▶ _Instructions for the task_
Please give the data below again in full, exactly as it stands.

(Items listed in a dataset)
● ● ● ● ● ● ●

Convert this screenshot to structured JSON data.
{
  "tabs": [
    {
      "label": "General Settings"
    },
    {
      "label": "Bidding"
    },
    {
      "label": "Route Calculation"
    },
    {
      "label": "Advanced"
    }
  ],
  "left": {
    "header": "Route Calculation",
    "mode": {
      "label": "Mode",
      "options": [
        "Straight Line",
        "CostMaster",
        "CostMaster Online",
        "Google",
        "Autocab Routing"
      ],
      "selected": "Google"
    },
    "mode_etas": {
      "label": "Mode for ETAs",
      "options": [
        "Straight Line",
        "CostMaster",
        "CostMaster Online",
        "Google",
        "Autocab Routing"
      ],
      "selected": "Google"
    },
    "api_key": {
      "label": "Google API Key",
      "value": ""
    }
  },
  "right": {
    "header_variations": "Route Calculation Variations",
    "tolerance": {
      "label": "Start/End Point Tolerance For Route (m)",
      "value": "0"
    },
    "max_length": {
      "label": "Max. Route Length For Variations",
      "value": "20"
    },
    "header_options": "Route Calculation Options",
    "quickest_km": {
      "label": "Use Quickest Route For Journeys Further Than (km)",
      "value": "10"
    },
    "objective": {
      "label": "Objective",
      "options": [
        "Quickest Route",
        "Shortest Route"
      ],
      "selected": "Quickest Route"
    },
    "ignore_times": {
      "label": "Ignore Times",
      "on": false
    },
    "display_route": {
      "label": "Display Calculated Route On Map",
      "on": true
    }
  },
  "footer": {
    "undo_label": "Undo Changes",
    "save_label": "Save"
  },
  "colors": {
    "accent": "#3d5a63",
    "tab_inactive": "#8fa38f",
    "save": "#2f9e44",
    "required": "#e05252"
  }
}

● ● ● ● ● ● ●

▶ _Reply to the task_
Convert this screenshot to structured JSON data.
{
  "tabs": [
    {
      "label": "General Settings"
    },
    {
      "label": "Bidding"
    },
    {
      "label": "Route Calculation"
    },
    {
      "label": "Advanced"
    }
  ],
  "left": {
    "header": "Route Calculation",
    "mode": {
      "label": "Mode",
      "options": [
        "Straight Line",
        "CostMaster",
        "CostMaster Online",
        "Google",
        "Autocab Routing"
      ],
      "selected": "Google"
    },
    "mode_etas": {
      "label": "Mode for ETAs",
      "options": [
        "Straight Line",
        "CostMaster",
        "CostMaster Online",
        "Google",
        "Autocab Routing"
      ],
      "selected": "Google"
    },
    "api_key": {
      "label": "Google API Key",
      "value": ""
    }
  },
  "right": {
    "header_variations": "Route Calculation Variations",
    "tolerance": {
      "label": "Start/End Point Tolerance For Route (m)",
      "value": "0"
    },
    "max_length": {
      "label": "Max. Route Length For Variations",
      "value": "20"
    },
    "header_options": "Route Calculation Options",
    "quickest_km": {
      "label": "Use Quickest Route For Journeys Further Than (km)",
      "value": "10"
    },
    "objective": {
      "label": "Objective",
      "options": [
        "Quickest Route",
        "Shortest Route"
      ],
      "selected": "Quickest Route"
    },
    "ignore_times": {
      "label": "Ignore Times",
      "on": false
    },
    "display_route": {
      "label": "Display Calculated Route On Map",
      "on": true
    }
  },
  "footer": {
    "undo_label": "Undo Changes",
    "save_label": "Save"
  },
  "colors": {
    "accent": "#3d5a63",
    "tab_inactive": "#8fa38f",
    "save": "#2f9e44",
    "required": "#e05252"
  }
}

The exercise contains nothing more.